Website and app data records
Start of Block

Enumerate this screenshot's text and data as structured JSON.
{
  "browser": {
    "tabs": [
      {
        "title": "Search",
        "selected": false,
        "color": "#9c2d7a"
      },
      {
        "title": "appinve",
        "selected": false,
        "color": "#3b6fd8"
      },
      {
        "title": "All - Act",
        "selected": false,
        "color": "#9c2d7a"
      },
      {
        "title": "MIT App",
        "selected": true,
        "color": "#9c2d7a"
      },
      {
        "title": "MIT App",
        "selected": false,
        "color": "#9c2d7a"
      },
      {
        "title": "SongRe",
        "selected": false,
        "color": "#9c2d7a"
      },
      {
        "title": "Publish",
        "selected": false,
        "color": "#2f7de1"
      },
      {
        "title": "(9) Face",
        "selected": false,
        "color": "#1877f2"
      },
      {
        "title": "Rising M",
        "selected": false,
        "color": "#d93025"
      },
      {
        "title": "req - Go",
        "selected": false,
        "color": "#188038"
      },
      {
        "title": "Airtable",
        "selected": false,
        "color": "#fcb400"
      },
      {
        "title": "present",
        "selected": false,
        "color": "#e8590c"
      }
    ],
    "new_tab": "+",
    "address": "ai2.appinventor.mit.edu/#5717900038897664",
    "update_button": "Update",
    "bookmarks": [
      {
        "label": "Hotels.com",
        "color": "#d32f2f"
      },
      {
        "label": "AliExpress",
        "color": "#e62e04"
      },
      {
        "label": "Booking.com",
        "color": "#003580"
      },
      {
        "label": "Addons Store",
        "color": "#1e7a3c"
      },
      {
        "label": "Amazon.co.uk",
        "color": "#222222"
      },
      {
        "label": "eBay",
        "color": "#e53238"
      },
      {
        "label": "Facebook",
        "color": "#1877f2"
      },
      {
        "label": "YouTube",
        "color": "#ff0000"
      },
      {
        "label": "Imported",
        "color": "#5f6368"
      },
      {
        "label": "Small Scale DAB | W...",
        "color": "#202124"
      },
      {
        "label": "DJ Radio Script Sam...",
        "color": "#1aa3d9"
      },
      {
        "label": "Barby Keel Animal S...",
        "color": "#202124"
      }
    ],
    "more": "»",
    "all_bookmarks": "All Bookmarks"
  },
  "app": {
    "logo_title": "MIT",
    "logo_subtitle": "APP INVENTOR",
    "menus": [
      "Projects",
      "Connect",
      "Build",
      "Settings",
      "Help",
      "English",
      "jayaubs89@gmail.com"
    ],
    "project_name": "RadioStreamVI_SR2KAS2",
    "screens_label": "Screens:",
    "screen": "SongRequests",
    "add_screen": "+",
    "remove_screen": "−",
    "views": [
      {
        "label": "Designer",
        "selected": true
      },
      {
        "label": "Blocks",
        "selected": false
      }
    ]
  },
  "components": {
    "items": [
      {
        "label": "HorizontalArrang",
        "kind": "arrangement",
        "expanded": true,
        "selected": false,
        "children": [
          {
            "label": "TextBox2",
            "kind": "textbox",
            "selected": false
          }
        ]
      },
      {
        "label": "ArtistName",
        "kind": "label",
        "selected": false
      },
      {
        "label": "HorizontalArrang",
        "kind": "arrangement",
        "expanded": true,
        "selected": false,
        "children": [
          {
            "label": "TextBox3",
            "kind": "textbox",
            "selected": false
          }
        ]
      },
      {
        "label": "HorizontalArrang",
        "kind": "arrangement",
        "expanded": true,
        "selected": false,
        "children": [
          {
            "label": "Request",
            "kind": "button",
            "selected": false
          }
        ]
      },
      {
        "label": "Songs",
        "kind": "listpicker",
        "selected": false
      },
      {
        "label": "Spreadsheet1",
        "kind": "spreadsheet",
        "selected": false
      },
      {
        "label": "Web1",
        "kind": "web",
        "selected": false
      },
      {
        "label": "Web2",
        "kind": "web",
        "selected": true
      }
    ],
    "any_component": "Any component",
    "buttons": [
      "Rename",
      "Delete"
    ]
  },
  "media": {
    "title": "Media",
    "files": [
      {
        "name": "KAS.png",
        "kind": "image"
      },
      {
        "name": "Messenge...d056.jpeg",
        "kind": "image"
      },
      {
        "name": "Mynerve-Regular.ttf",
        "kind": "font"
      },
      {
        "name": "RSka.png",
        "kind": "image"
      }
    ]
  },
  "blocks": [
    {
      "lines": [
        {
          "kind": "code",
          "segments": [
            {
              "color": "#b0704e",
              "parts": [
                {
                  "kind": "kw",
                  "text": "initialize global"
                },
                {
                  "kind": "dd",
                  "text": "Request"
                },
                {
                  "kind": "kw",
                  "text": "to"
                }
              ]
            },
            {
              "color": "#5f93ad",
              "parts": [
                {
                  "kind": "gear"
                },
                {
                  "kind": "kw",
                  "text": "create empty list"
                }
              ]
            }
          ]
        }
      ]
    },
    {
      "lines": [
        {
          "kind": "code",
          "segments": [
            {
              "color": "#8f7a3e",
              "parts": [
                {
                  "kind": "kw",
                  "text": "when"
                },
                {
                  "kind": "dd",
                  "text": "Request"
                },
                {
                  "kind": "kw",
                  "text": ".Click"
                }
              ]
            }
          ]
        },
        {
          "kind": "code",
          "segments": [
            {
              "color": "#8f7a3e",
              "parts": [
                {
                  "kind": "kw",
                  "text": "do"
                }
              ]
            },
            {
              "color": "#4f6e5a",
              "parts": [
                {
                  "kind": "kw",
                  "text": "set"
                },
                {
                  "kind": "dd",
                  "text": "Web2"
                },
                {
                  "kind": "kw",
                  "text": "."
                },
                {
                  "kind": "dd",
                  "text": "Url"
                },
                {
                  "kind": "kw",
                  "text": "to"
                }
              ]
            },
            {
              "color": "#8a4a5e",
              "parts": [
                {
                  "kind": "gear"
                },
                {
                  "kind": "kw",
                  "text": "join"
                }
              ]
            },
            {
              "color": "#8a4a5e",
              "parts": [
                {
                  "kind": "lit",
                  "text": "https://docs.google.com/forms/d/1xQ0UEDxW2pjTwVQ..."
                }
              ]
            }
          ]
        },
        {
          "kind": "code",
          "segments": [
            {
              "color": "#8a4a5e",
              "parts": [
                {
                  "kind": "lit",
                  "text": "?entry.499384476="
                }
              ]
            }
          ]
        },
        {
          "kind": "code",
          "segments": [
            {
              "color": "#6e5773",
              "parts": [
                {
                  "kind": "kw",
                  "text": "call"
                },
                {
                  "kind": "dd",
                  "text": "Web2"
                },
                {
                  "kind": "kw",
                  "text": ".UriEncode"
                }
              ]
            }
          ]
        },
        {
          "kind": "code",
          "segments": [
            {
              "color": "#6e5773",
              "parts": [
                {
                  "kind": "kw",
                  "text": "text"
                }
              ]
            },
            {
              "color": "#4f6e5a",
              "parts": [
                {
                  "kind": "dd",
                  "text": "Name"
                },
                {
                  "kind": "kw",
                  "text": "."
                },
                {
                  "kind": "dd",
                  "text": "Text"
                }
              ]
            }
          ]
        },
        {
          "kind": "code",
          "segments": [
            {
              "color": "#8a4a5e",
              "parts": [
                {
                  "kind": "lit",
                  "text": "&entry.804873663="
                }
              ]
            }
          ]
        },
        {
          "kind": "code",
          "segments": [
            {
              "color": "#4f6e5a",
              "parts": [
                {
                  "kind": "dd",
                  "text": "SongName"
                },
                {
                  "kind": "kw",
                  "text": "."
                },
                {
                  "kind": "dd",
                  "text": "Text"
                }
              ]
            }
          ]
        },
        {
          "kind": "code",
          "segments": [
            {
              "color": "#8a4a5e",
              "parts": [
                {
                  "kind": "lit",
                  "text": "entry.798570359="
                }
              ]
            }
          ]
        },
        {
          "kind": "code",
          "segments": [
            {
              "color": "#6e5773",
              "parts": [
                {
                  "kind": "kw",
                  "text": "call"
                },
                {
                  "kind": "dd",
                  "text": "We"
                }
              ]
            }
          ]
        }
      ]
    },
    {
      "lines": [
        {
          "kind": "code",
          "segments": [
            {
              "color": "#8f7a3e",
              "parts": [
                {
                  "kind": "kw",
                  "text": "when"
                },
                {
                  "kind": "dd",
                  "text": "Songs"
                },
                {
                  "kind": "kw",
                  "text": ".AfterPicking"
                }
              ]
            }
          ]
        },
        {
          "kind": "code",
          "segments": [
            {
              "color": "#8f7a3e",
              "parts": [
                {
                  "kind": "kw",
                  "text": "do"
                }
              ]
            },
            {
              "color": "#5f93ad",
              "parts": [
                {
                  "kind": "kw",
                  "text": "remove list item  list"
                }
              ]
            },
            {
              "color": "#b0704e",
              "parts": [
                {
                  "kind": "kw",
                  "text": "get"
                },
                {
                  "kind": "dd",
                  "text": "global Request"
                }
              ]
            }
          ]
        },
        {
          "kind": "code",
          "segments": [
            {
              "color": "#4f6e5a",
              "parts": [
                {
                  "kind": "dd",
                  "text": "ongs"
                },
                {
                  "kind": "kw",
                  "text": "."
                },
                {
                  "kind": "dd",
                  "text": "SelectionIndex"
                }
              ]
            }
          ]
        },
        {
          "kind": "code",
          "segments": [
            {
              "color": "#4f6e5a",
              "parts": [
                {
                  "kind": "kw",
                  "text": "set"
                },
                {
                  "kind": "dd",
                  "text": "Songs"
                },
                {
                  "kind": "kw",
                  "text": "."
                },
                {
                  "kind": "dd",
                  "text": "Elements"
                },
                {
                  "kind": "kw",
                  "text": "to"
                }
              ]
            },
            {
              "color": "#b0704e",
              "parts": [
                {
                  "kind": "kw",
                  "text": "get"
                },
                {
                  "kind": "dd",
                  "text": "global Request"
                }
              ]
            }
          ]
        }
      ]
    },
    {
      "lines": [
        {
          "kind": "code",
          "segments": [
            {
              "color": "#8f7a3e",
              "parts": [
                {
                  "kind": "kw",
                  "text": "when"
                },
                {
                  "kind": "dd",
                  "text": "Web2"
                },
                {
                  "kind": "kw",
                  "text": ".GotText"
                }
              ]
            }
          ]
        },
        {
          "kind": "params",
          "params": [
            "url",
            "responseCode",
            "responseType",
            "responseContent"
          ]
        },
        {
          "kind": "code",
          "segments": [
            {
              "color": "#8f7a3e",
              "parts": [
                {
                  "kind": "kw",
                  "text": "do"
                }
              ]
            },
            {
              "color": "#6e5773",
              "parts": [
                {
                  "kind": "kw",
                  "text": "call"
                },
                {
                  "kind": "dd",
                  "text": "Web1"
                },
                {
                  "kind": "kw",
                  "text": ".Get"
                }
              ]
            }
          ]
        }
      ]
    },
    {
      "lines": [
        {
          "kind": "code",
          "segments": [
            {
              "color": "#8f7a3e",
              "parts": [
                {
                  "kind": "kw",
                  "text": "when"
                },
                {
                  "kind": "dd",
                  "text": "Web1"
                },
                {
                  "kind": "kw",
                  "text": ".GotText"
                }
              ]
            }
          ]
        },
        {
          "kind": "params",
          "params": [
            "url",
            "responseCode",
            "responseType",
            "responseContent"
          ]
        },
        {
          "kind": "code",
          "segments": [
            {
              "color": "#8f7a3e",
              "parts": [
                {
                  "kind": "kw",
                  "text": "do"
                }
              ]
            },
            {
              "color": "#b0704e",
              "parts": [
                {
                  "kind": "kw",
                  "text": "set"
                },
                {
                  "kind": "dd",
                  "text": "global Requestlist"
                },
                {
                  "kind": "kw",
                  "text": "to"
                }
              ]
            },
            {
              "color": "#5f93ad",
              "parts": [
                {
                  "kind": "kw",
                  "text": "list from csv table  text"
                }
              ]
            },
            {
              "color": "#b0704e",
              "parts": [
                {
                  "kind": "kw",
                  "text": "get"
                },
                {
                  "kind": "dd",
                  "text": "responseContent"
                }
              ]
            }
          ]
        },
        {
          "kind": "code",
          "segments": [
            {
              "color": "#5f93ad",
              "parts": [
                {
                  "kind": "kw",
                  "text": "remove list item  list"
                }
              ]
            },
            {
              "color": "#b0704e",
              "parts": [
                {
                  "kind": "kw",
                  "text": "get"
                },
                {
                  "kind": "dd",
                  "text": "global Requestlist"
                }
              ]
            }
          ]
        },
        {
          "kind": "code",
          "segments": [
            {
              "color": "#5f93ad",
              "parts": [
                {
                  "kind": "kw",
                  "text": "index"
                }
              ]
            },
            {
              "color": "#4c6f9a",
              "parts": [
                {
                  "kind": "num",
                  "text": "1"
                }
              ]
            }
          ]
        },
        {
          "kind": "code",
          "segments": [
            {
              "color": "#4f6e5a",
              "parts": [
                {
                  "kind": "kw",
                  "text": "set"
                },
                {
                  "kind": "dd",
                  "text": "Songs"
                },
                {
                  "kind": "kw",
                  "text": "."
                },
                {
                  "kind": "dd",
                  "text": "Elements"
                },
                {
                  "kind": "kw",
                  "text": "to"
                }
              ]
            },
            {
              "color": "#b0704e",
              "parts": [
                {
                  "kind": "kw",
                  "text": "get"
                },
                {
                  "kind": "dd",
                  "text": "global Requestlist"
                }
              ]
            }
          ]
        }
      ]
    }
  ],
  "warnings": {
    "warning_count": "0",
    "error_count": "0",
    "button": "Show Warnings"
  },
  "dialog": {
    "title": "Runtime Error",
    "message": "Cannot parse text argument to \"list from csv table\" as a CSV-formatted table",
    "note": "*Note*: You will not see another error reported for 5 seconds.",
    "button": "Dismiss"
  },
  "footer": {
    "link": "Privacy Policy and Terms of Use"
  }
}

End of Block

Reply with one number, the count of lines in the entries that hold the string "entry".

3